***** THE RECORDS *****
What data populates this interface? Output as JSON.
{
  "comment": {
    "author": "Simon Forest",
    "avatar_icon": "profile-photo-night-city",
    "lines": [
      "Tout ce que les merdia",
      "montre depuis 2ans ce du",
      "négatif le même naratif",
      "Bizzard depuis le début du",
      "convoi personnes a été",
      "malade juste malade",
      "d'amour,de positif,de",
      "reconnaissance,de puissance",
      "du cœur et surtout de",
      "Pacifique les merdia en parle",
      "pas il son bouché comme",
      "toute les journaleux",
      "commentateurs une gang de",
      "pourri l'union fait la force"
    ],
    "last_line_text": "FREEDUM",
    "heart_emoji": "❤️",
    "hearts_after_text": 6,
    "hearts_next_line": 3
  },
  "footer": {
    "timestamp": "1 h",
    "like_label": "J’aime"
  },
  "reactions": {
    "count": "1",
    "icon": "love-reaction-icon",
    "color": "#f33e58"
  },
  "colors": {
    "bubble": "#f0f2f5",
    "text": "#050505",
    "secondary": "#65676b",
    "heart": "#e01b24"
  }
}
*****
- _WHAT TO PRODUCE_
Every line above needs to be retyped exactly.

- _ANSWER SECTION_
What data populates this interface? Output as JSON.
{
  "comment": {
    "author": "Simon Forest",
    "avatar_icon": "profile-photo-night-city",
    "lines": [
      "Tout ce que les merdia",
      "montre depuis 2ans ce du",
      "négatif le même naratif",
      "Bizzard depuis le début du",
      "convoi personnes a été",
      "malade juste malade",
      "d'amour,de positif,de",
      "reconnaissance,de puissance",
      "du cœur et surtout de",
      "Pacifique les merdia en parle",
      "pas il son bouché comme",
      "toute les journaleux",
      "commentateurs une gang de",
      "pourri l'union fait la force"
    ],
    "last_line_text": "FREEDUM",
    "heart_emoji": "❤️",
    "hearts_after_text": 6,
    "hearts_next_line": 3
  },
  "footer": {
    "timestamp": "1 h",
    "like_label": "J’aime"
  },
  "reactions": {
    "count": "1",
    "icon": "love-reaction-icon",
    "color": "#f33e58"
  },
  "colors": {
    "bubble": "#f0f2f5",
    "text": "#050505",
    "secondary": "#65676b",
    "heart": "#e01b24"
  }
}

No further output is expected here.